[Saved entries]
================
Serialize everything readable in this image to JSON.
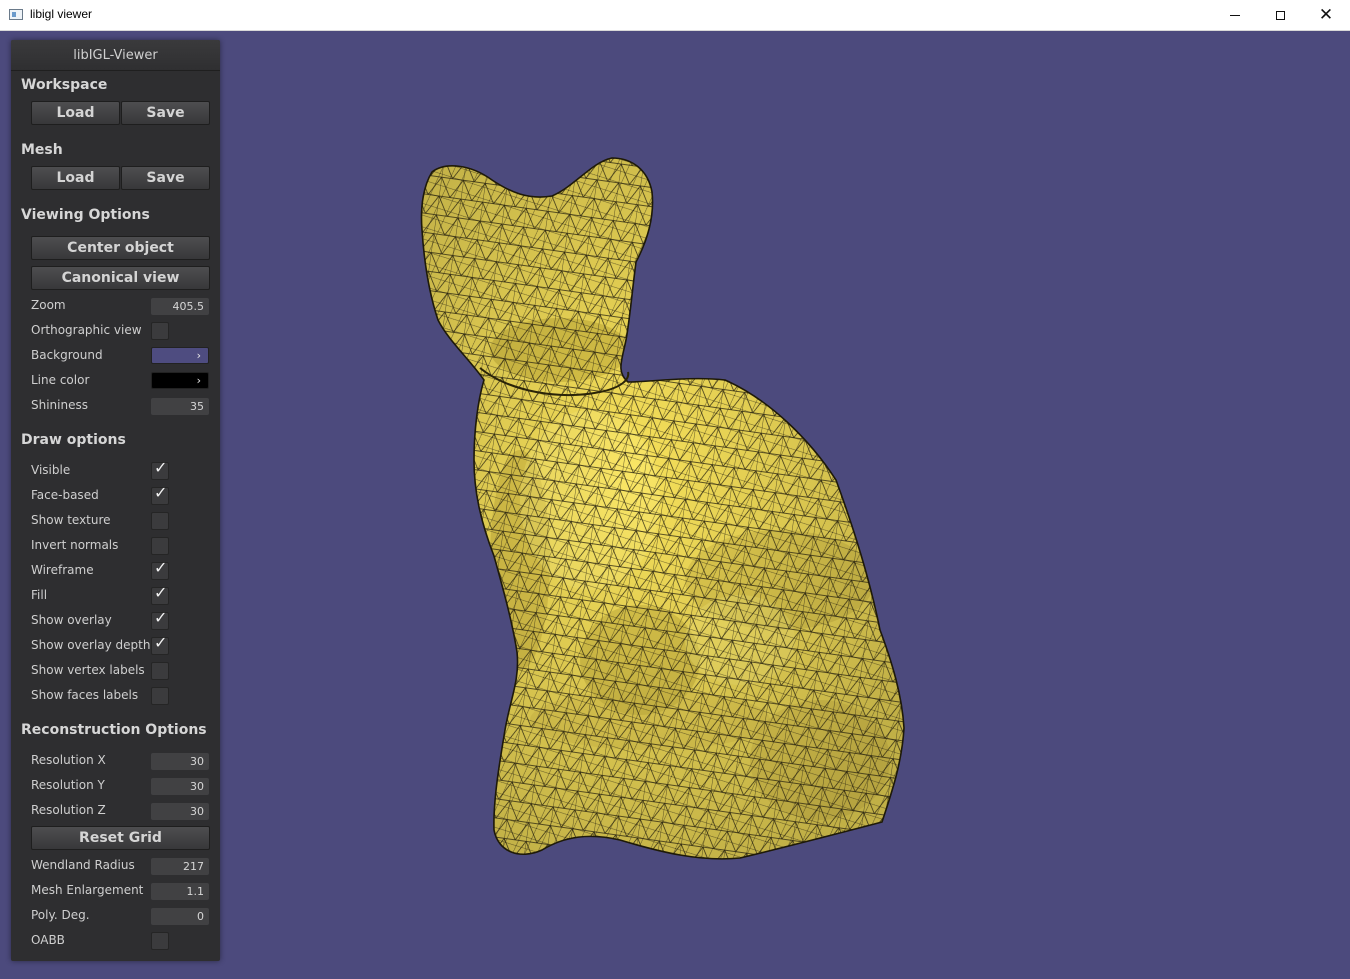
{
  "window": {
    "title": "libigl viewer"
  },
  "panel": {
    "title": "libIGL-Viewer",
    "workspace": {
      "heading": "Workspace",
      "load": "Load",
      "save": "Save"
    },
    "mesh": {
      "heading": "Mesh",
      "load": "Load",
      "save": "Save"
    },
    "viewing": {
      "heading": "Viewing Options",
      "center": "Center object",
      "canonical": "Canonical view",
      "zoom_label": "Zoom",
      "zoom_value": "405.5",
      "ortho_label": "Orthographic view",
      "ortho_checked": false,
      "background_label": "Background",
      "background_color": "#4e4c80",
      "linecolor_label": "Line color",
      "line_color": "#000000",
      "shininess_label": "Shininess",
      "shininess_value": "35"
    },
    "draw": {
      "heading": "Draw options",
      "items": [
        {
          "label": "Visible",
          "checked": true
        },
        {
          "label": "Face-based",
          "checked": true
        },
        {
          "label": "Show texture",
          "checked": false
        },
        {
          "label": "Invert normals",
          "checked": false
        },
        {
          "label": "Wireframe",
          "checked": true
        },
        {
          "label": "Fill",
          "checked": true
        },
        {
          "label": "Show overlay",
          "checked": true
        },
        {
          "label": "Show overlay depth",
          "checked": true
        },
        {
          "label": "Show vertex labels",
          "checked": false
        },
        {
          "label": "Show faces labels",
          "checked": false
        }
      ]
    },
    "recon": {
      "heading": "Reconstruction Options",
      "resx_label": "Resolution X",
      "resx_value": "30",
      "resy_label": "Resolution Y",
      "resy_value": "30",
      "resz_label": "Resolution Z",
      "resz_value": "30",
      "reset": "Reset Grid",
      "wendland_label": "Wendland Radius",
      "wendland_value": "217",
      "enlarge_label": "Mesh Enlargement",
      "enlarge_value": "1.1",
      "poly_label": "Poly. Deg.",
      "poly_value": "0",
      "oabb_label": "OABB",
      "oabb_checked": false
    }
  },
  "scene": {
    "mesh_color": "#f7e15a",
    "edge_color": "#2a2510"
  }
}
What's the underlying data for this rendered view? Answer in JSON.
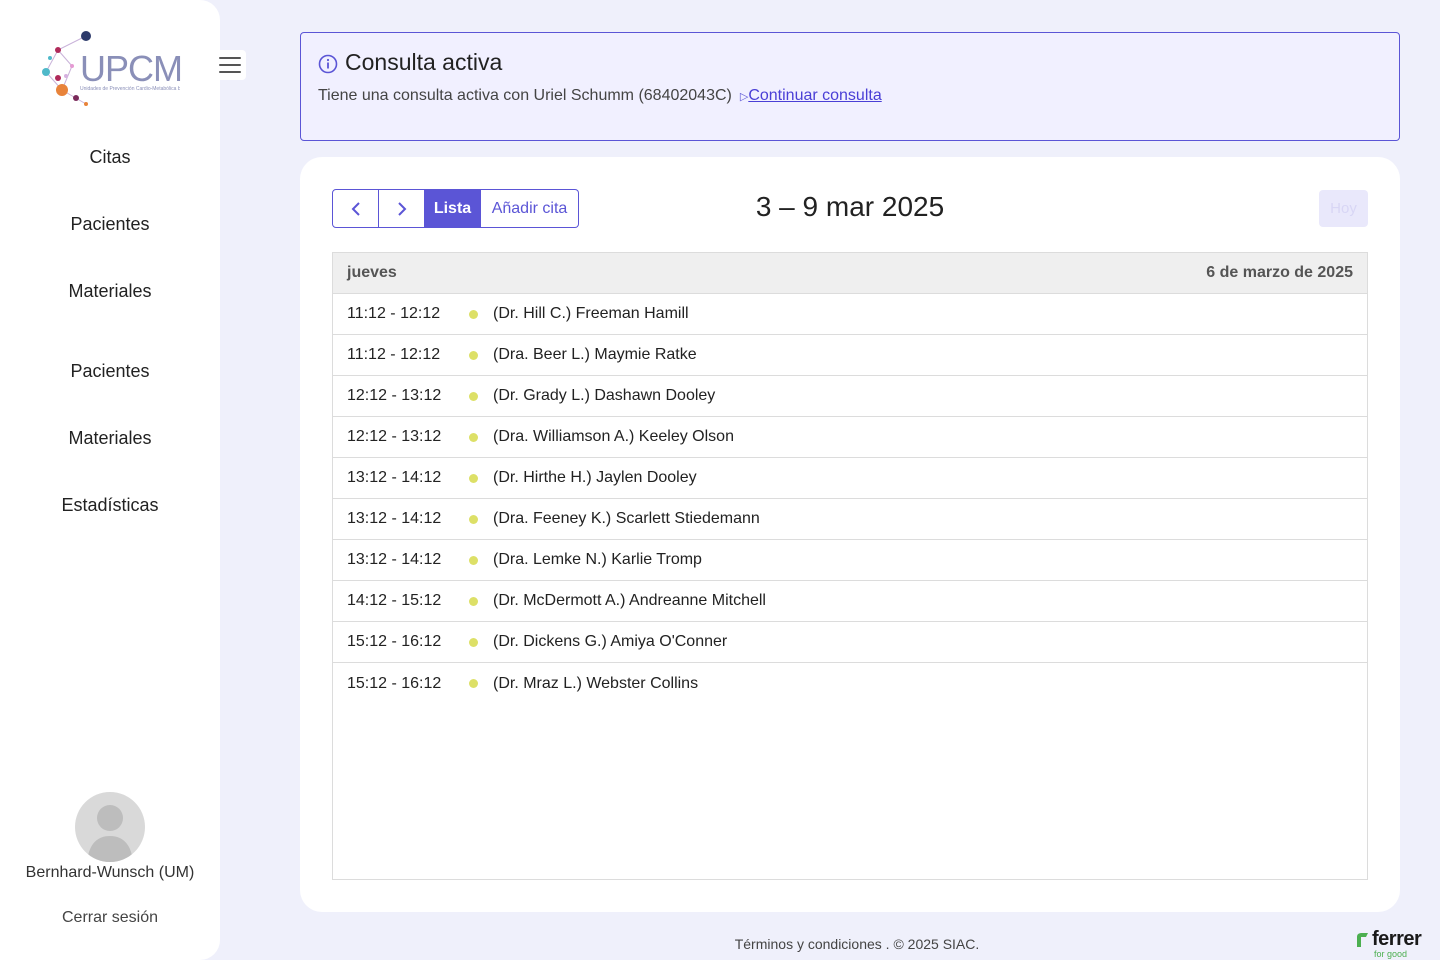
{
  "app": {
    "logo_text": "UPCM",
    "logo_subtitle": "Unidades de Prevención Cardio-Metabólica by SIAC"
  },
  "sidebar": {
    "items": [
      {
        "label": "Citas"
      },
      {
        "label": "Pacientes"
      },
      {
        "label": "Materiales"
      },
      {
        "label": "Pacientes"
      },
      {
        "label": "Materiales"
      },
      {
        "label": "Estadísticas"
      }
    ],
    "user_name": "Bernhard-Wunsch (UM)",
    "logout_label": "Cerrar sesión"
  },
  "alert": {
    "title": "Consulta activa",
    "text": "Tiene una consulta activa con Uriel Schumm (68402043C)",
    "link_label": "Continuar consulta"
  },
  "calendar": {
    "buttons": {
      "prev": "‹",
      "next": "›",
      "list": "Lista",
      "add": "Añadir cita",
      "today": "Hoy"
    },
    "range_title": "3 – 9 mar 2025",
    "day": {
      "weekday": "jueves",
      "date": "6 de marzo de 2025"
    },
    "appointments": [
      {
        "time": "11:12 - 12:12",
        "title": "(Dr. Hill C.) Freeman Hamill"
      },
      {
        "time": "11:12 - 12:12",
        "title": "(Dra. Beer L.) Maymie Ratke"
      },
      {
        "time": "12:12 - 13:12",
        "title": "(Dr. Grady L.) Dashawn Dooley"
      },
      {
        "time": "12:12 - 13:12",
        "title": "(Dra. Williamson A.) Keeley Olson"
      },
      {
        "time": "13:12 - 14:12",
        "title": "(Dr. Hirthe H.) Jaylen Dooley"
      },
      {
        "time": "13:12 - 14:12",
        "title": "(Dra. Feeney K.) Scarlett Stiedemann"
      },
      {
        "time": "13:12 - 14:12",
        "title": "(Dra. Lemke N.) Karlie Tromp"
      },
      {
        "time": "14:12 - 15:12",
        "title": "(Dr. McDermott A.) Andreanne Mitchell"
      },
      {
        "time": "15:12 - 16:12",
        "title": "(Dr. Dickens G.) Amiya O'Conner"
      },
      {
        "time": "15:12 - 16:12",
        "title": "(Dr. Mraz L.) Webster Collins"
      }
    ]
  },
  "footer": {
    "terms_label": "Términos y condiciones",
    "copyright": " . © 2025 SIAC."
  },
  "brand": {
    "name": "ferrer",
    "tagline": "for good"
  },
  "colors": {
    "accent": "#5b55d6",
    "background": "#eff0fb",
    "event_dot": "#dde067"
  }
}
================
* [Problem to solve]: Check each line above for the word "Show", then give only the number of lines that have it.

* [Final answer]: 5